The rooms had been readied to receive as many evacuees as they can hold, the rabbi said, should the city request to use the shelter.
Otherwise, were just waiting.
In central Boulder, Rabbi Pesach Scheiner of Chabad-Lubavitch of Boulder County, told the IJN that although the fire was still several miles away from his location, actual flames could be glimpsed.
So far, Rabbi Scheiner said, I dont know of anyone who has been affected from our part of the Jewish community.
At Colorado Springs Temple Shalom, however, president Michele Campbell told the IJN on Wednesday that any number of the synagogues families had been evacuated as of midweek.
Some of them took shelter at other congregants homes, thanks both to informal contacts between members and a Facebook page that has been set up to match evacuees with people who have available space in their homes, Campbell said.
There were also rumors, still unconfirmed by Wednesday afternoon, that at least some members of the synagogue had lost their homes to the Waldo Creek inferno.
Although Temple Shaloms facilities are, for several reasons, inadequate as an emergency shelter for evacuees, she added, the synagogue planned to offer its space to a Colorado Springs school the Alpine Autism Center whose own facilities are in the evacuation zone, for several mornings this week at least.
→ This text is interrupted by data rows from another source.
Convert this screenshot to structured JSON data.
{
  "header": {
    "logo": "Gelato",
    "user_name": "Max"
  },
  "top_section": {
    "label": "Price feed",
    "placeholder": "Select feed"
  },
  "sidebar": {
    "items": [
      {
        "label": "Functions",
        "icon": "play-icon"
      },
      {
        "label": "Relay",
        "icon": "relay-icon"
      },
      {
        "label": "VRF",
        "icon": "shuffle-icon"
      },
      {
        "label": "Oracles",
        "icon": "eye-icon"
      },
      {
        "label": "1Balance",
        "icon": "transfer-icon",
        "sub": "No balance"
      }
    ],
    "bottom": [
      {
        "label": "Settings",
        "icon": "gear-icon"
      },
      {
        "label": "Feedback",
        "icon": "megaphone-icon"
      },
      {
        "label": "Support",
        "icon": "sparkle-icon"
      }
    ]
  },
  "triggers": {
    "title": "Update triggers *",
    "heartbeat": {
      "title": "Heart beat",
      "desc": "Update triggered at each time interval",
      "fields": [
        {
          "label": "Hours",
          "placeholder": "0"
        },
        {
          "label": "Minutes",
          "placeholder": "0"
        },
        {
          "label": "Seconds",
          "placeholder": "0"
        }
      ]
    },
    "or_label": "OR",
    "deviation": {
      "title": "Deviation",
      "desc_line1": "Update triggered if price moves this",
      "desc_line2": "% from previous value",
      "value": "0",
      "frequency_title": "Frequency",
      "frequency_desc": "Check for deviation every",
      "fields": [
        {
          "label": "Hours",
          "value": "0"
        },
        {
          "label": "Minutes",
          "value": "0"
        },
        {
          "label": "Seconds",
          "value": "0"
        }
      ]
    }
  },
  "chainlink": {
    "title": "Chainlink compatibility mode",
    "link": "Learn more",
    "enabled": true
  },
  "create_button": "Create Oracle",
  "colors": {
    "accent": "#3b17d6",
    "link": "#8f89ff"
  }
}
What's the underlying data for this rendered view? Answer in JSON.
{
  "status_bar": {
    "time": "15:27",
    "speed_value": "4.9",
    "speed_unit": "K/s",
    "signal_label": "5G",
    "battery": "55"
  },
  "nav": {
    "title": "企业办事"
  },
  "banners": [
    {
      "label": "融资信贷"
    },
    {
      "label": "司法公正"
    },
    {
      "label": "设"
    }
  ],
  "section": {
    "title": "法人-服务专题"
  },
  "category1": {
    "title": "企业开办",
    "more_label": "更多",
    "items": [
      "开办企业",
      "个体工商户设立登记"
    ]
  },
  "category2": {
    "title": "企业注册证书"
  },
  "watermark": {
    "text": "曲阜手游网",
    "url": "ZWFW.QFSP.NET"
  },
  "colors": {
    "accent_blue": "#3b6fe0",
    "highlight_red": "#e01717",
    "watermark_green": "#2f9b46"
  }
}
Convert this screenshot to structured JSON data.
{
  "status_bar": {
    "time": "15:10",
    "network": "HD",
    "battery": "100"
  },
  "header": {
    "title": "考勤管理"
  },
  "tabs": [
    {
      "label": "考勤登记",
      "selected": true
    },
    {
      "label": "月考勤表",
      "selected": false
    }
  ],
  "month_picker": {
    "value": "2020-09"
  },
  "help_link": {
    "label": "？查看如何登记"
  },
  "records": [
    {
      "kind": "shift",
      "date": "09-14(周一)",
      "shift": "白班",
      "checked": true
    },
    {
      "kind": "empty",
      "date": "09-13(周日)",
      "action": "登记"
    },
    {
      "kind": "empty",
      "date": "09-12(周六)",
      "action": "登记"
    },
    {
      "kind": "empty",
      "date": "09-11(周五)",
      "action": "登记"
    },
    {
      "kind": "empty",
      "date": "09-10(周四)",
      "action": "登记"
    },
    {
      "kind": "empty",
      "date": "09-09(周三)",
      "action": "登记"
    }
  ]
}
Its nice to be able to do something, Campbell said. Sometimes we all feel so helpless.
Temple Shalom has already welcomed members of the Colorado Springs Chabad community to attend services this Shabbat, since its not expected that they will be able to return to their own facility nearer the foothills by then, if it even still exists.
Temple Shaloms Rabbi Mel Glazer is a grief counselor and plans to speak on the subject of loss.
And this, Campbell said, is definitely a situation for loss.
IN the midst of a disaster whose scope isnt even realized yet, at least one story of success can be recorded.
As Rabbi Liberow was headed back to Denver, driven by the fire in his neighborhood, he made a call to Steven Castillo, a member of his Chabad congregation.
His message was brief but succinct: Try to save the two Torahs in the synagogue.
Castillo, an area dentist, went to work immediately. He scoped out the roads leading back into the neighborhood, by then in a police lockdown. The usual route was blocked by police cars. Another route, a new road that few people have even started to use, seemed to still be open.
Since no police stopped him, Castillo went that way, and found he was the only car traveling back into the fire zone. He was able to get to the small synagogue, located in a shopping plaza. It took him about 15 minutes, he told the IJN on Wednesday, to gather the sefer Torahs, prayer books and most of the other ritual items and load them into the truck he was driving.
On the way back toward town, the road was jammed with evacuees heading out, so Castillo found yet another unused route. Once again, no police tried to divert him and only a handful of cars were on that road. He found himself at home remarkably quickly, the sacred items safe and sound, and realized that he had made the trip in less time than it takes on an ordinary day.
I didnt even think about it, Castillo said. It was like a whole channel opened up just for me. It was like Divine Providence.
Copyright © 2012 by the Intermountain Jewish News